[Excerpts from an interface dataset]
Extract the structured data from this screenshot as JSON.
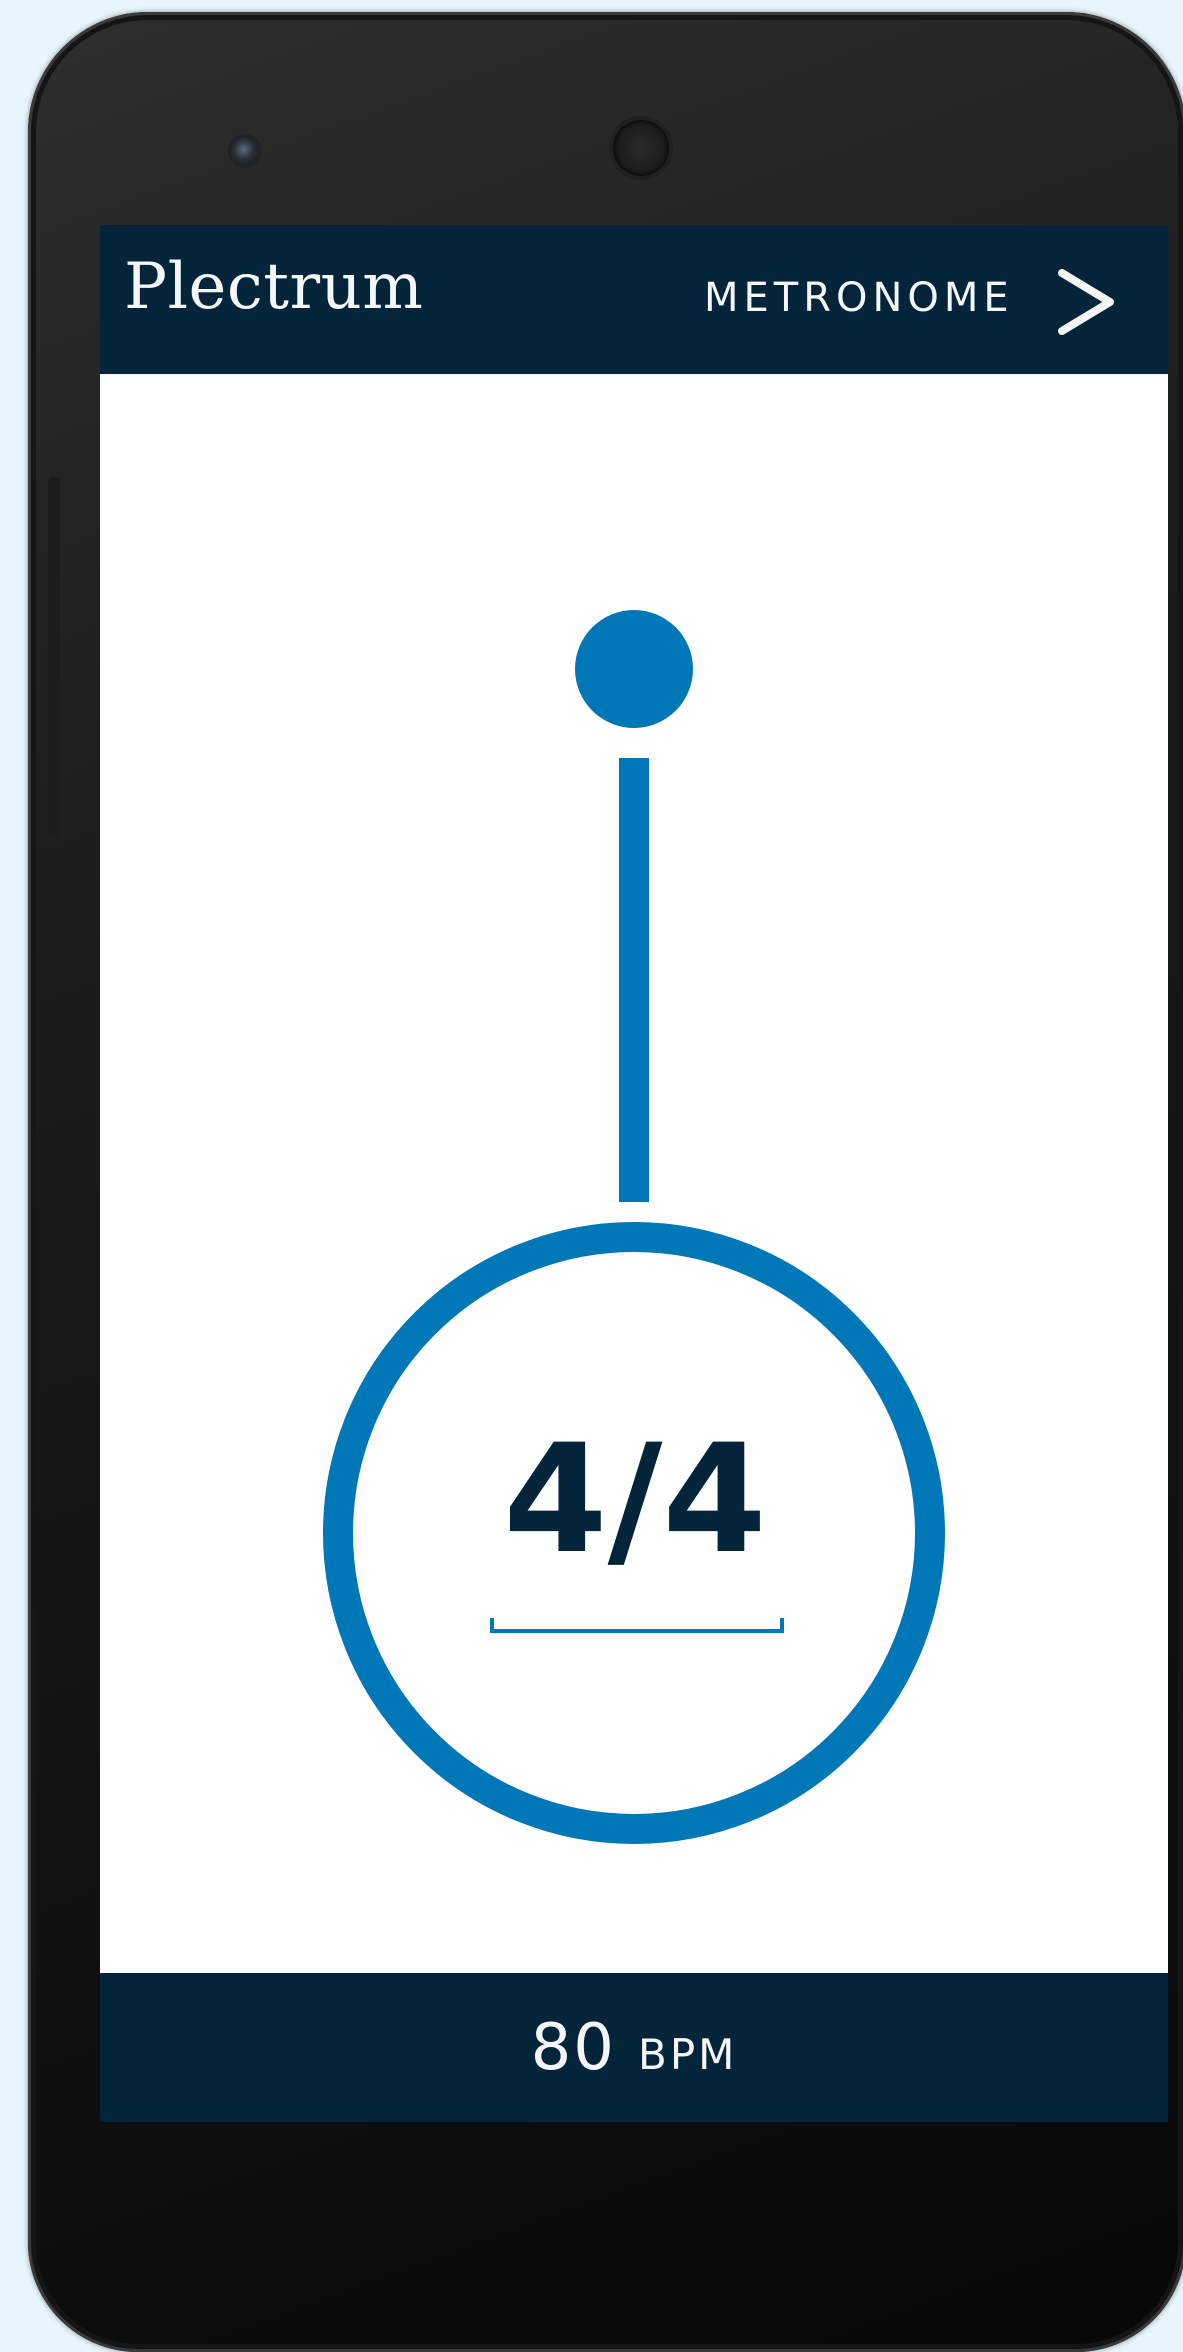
{
  "app": {
    "logo": "Plectrum",
    "section_title": "METRONOME",
    "next_icon": "chevron-right-icon"
  },
  "metronome": {
    "time_signature": "4/4"
  },
  "tempo": {
    "value": "80",
    "unit": "BPM"
  },
  "colors": {
    "bar_background": "#04243a",
    "accent_blue": "#0077b6",
    "screen_background": "#ffffff",
    "page_background": "#e6f6fc"
  }
}
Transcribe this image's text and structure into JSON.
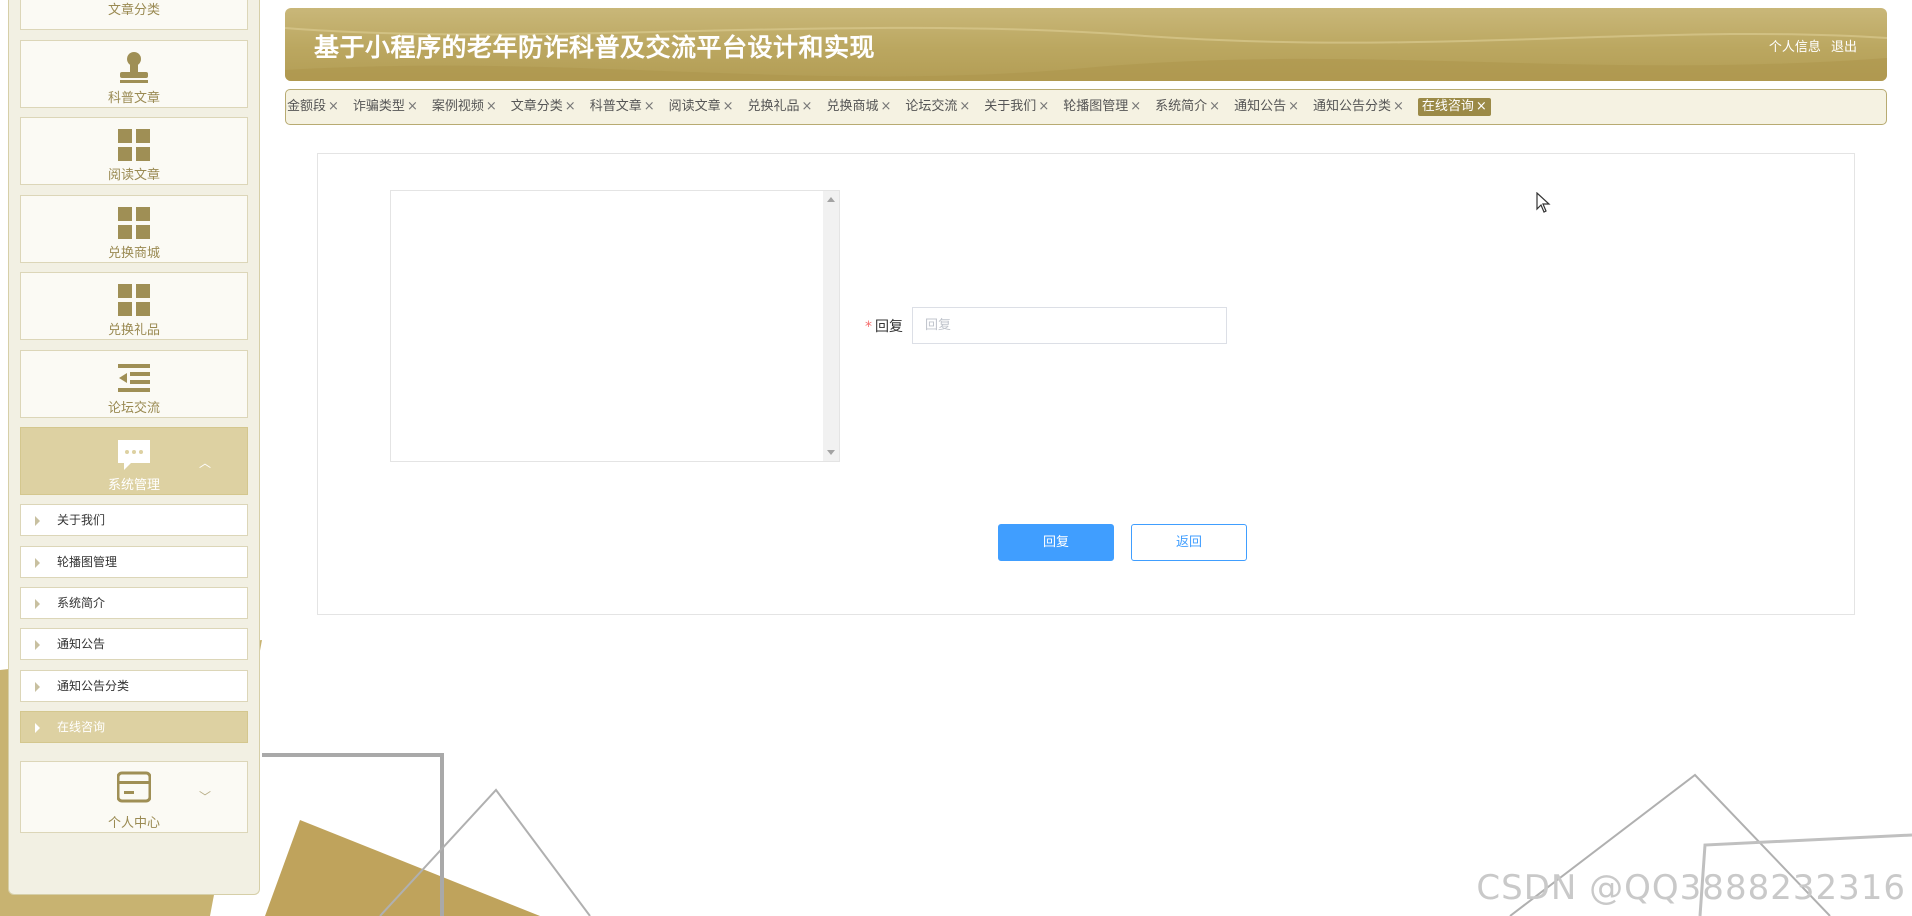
{
  "header": {
    "title": "基于小程序的老年防诈科普及交流平台设计和实现",
    "links": [
      "个人信息",
      "退出"
    ]
  },
  "sidebar": {
    "top_partial_label": "文章分类",
    "cards": [
      {
        "label": "科普文章",
        "icon": "stamp-icon"
      },
      {
        "label": "阅读文章",
        "icon": "grid-icon"
      },
      {
        "label": "兑换商城",
        "icon": "grid-icon"
      },
      {
        "label": "兑换礼品",
        "icon": "grid-icon"
      },
      {
        "label": "论坛交流",
        "icon": "list-indent-icon"
      },
      {
        "label": "系统管理",
        "icon": "chat-bubble-icon",
        "expanded": true
      },
      {
        "label": "个人中心",
        "icon": "card-icon",
        "expanded": false
      }
    ],
    "sub_items": [
      "关于我们",
      "轮播图管理",
      "系统简介",
      "通知公告",
      "通知公告分类",
      "在线咨询"
    ],
    "active_sub_item": "在线咨询"
  },
  "tabs": {
    "items": [
      "骗金额段",
      "诈骗类型",
      "案例视频",
      "文章分类",
      "科普文章",
      "阅读文章",
      "兑换礼品",
      "兑换商城",
      "论坛交流",
      "关于我们",
      "轮播图管理",
      "系统简介",
      "通知公告",
      "通知公告分类",
      "在线咨询"
    ],
    "active": "在线咨询",
    "close_glyph": "×"
  },
  "form": {
    "reply_label": "回复",
    "required_mark": "*",
    "reply_placeholder": "回复",
    "reply_value": "",
    "submit_label": "回复",
    "back_label": "返回"
  },
  "watermark": "CSDN @QQ3888232316",
  "colors": {
    "brand": "#bba760",
    "tab_active": "#9b8a47",
    "primary_button": "#409eff",
    "sidebar_bg": "#f2f0e3",
    "sidebar_active": "#ddd1a2"
  }
}
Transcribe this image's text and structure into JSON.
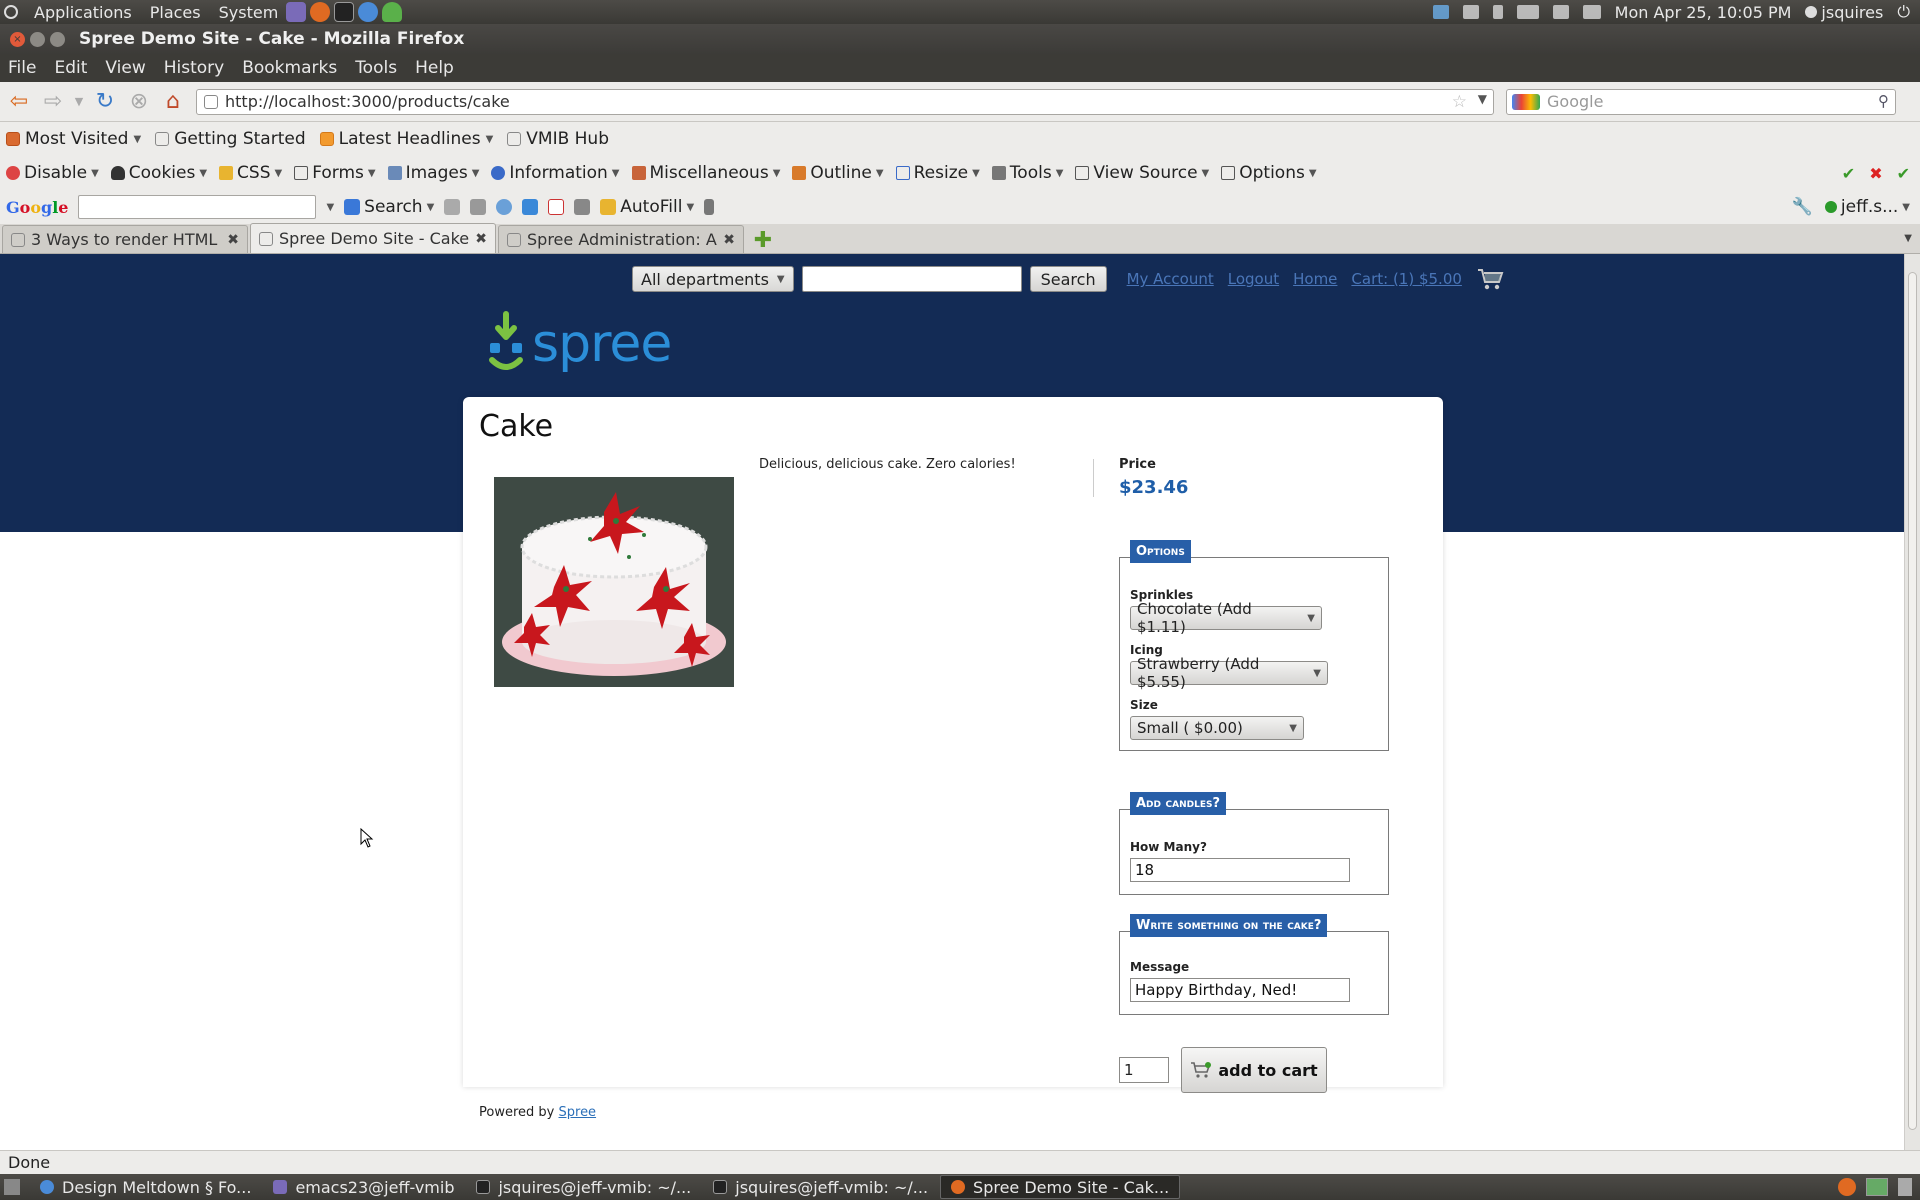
{
  "gnome": {
    "menus": [
      "Applications",
      "Places",
      "System"
    ],
    "clock": "Mon Apr 25, 10:05 PM",
    "user": "jsquires"
  },
  "window": {
    "title": "Spree Demo Site - Cake - Mozilla Firefox"
  },
  "menubar": [
    "File",
    "Edit",
    "View",
    "History",
    "Bookmarks",
    "Tools",
    "Help"
  ],
  "navbar": {
    "url": "http://localhost:3000/products/cake",
    "search_placeholder": "Google"
  },
  "bookmarks": [
    {
      "label": "Most Visited",
      "caret": true
    },
    {
      "label": "Getting Started",
      "caret": false
    },
    {
      "label": "Latest Headlines",
      "caret": true
    },
    {
      "label": "VMIB Hub",
      "caret": false
    }
  ],
  "webdev": [
    "Disable",
    "Cookies",
    "CSS",
    "Forms",
    "Images",
    "Information",
    "Miscellaneous",
    "Outline",
    "Resize",
    "Tools",
    "View Source",
    "Options"
  ],
  "googlebar": {
    "search_label": "Search",
    "autofill_label": "AutoFill",
    "account": "jeff.s..."
  },
  "tabs": [
    {
      "label": "3 Ways to render HTML ...",
      "active": false
    },
    {
      "label": "Spree Demo Site - Cake",
      "active": true
    },
    {
      "label": "Spree Administration: A...",
      "active": false
    }
  ],
  "store": {
    "department": "All departments",
    "search_button": "Search",
    "links": [
      "My Account",
      "Logout",
      "Home",
      "Cart: (1) $5.00"
    ],
    "logo_text": "spree"
  },
  "product": {
    "name": "Cake",
    "description": "Delicious, delicious cake. Zero calories!",
    "price_label": "Price",
    "price": "$23.46",
    "options_legend": "Options",
    "options": [
      {
        "label": "Sprinkles",
        "value": "Chocolate (Add $1.11)"
      },
      {
        "label": "Icing",
        "value": "Strawberry (Add $5.55)"
      },
      {
        "label": "Size",
        "value": "Small ( $0.00)"
      }
    ],
    "candles_legend": "Add candles?",
    "candles_label": "How Many?",
    "candles_value": "18",
    "message_legend": "Write something on the cake?",
    "message_label": "Message",
    "message_value": "Happy Birthday, Ned!",
    "quantity": "1",
    "add_to_cart": "add to cart"
  },
  "footer": {
    "powered_by": "Powered by",
    "link": "Spree"
  },
  "status": "Done",
  "taskbar": [
    {
      "label": "Design Meltdown § Fo...",
      "active": false
    },
    {
      "label": "emacs23@jeff-vmib",
      "active": false
    },
    {
      "label": "jsquires@jeff-vmib: ~/...",
      "active": false
    },
    {
      "label": "jsquires@jeff-vmib: ~/...",
      "active": false
    },
    {
      "label": "Spree Demo Site - Cak...",
      "active": true
    }
  ],
  "colors": {
    "hero": "#132b55",
    "legend": "#285fa8",
    "price": "#1f5ea8",
    "link": "#4a76b8"
  }
}
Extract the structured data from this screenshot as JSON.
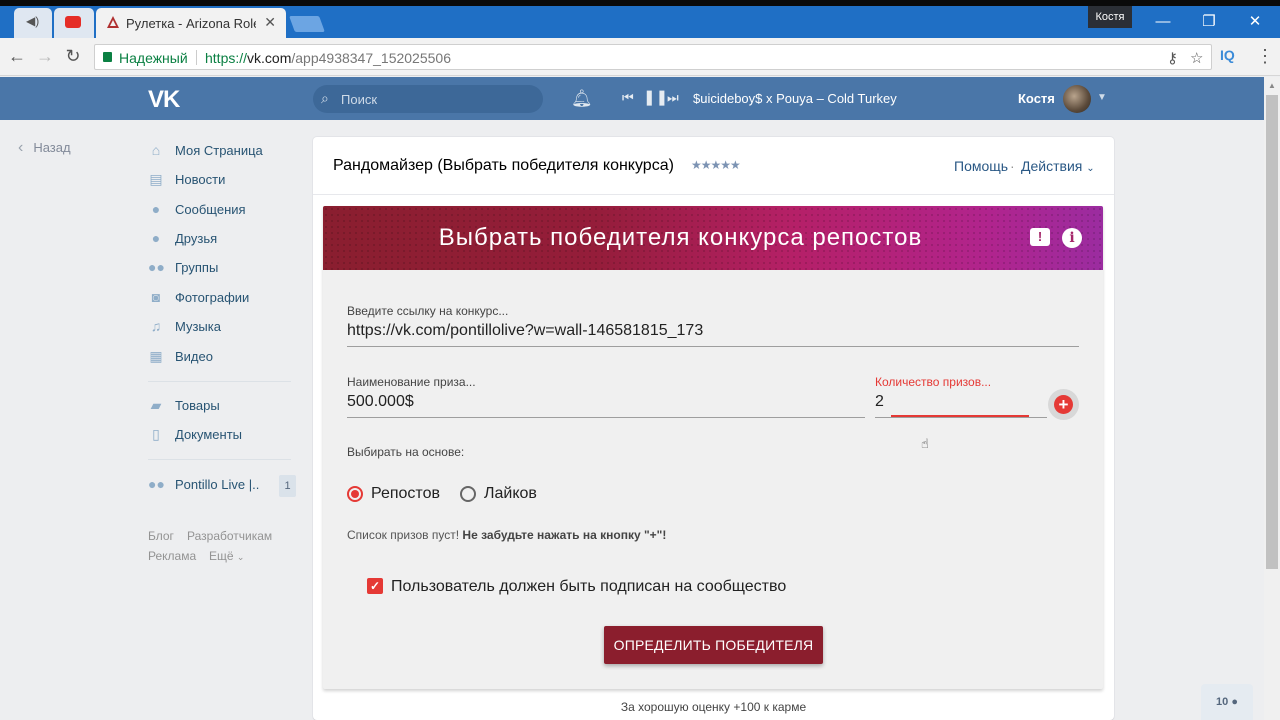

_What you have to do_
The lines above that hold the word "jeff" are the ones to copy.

_Answer_
    "account": "jeff.s..."
      "label": "emacs23@jeff-vmib",
      "label": "jsquires@jeff-vmib: ~/...",
      "label": "jsquires@jeff-vmib: ~/...",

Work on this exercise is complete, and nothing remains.